= Try it =
Make an exact copy of the records, and keep the pictures out of it.

Page and application data records
^^^^^^^^

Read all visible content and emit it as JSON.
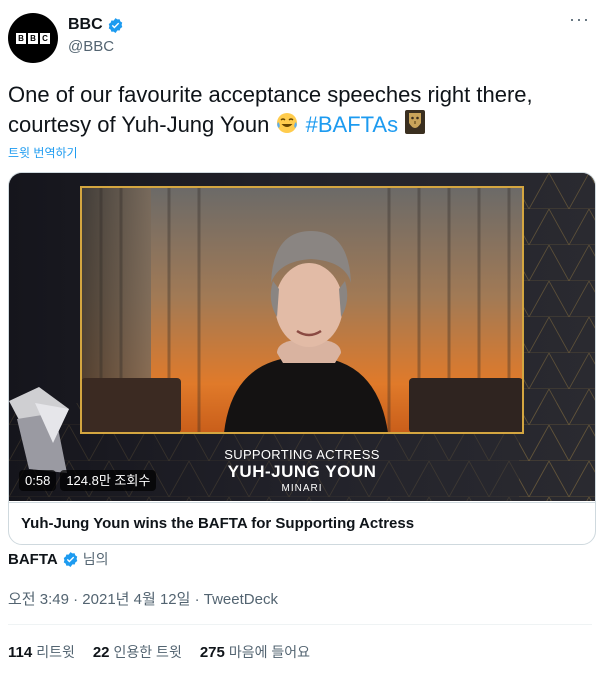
{
  "header": {
    "avatar_logo": [
      "B",
      "B",
      "C"
    ],
    "display_name": "BBC",
    "handle": "@BBC",
    "more_label": "···"
  },
  "tweet": {
    "text_part1": "One of our favourite acceptance speeches right there, courtesy of Yuh-Jung Youn",
    "hashtag": "#BAFTAs",
    "translate_label": "트윗 번역하기"
  },
  "media": {
    "duration": "0:58",
    "views": "124.8만 조회수",
    "lower_third": {
      "line1": "SUPPORTING ACTRESS",
      "line2": "YUH-JUNG YOUN",
      "line3": "MINARI"
    },
    "caption": "Yuh-Jung Youn wins the BAFTA for Supporting Actress"
  },
  "source": {
    "name": "BAFTA",
    "suffix": "님의"
  },
  "meta": {
    "timestamp": "오전 3:49 · 2021년 4월 12일 · TweetDeck"
  },
  "stats": [
    {
      "count": "114",
      "label": "리트윗"
    },
    {
      "count": "22",
      "label": "인용한 트윗"
    },
    {
      "count": "275",
      "label": "마음에 들어요"
    }
  ],
  "colors": {
    "accent": "#1d9bf0",
    "verified": "#1d9bf0",
    "text": "#0f1419",
    "secondary": "#536471"
  }
}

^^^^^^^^

= Answer for the task =
Read all visible content and emit it as JSON.
{
  "header": {
    "avatar_logo": [
      "B",
      "B",
      "C"
    ],
    "display_name": "BBC",
    "handle": "@BBC",
    "more_label": "···"
  },
  "tweet": {
    "text_part1": "One of our favourite acceptance speeches right there, courtesy of Yuh-Jung Youn",
    "hashtag": "#BAFTAs",
    "translate_label": "트윗 번역하기"
  },
  "media": {
    "duration": "0:58",
    "views": "124.8만 조회수",
    "lower_third": {
      "line1": "SUPPORTING ACTRESS",
      "line2": "YUH-JUNG YOUN",
      "line3": "MINARI"
    },
    "caption": "Yuh-Jung Youn wins the BAFTA for Supporting Actress"
  },
  "source": {
    "name": "BAFTA",
    "suffix": "님의"
  },
  "meta": {
    "timestamp": "오전 3:49 · 2021년 4월 12일 · TweetDeck"
  },
  "stats": [
    {
      "count": "114",
      "label": "리트윗"
    },
    {
      "count": "22",
      "label": "인용한 트윗"
    },
    {
      "count": "275",
      "label": "마음에 들어요"
    }
  ],
  "colors": {
    "accent": "#1d9bf0",
    "verified": "#1d9bf0",
    "text": "#0f1419",
    "secondary": "#536471"
  }
}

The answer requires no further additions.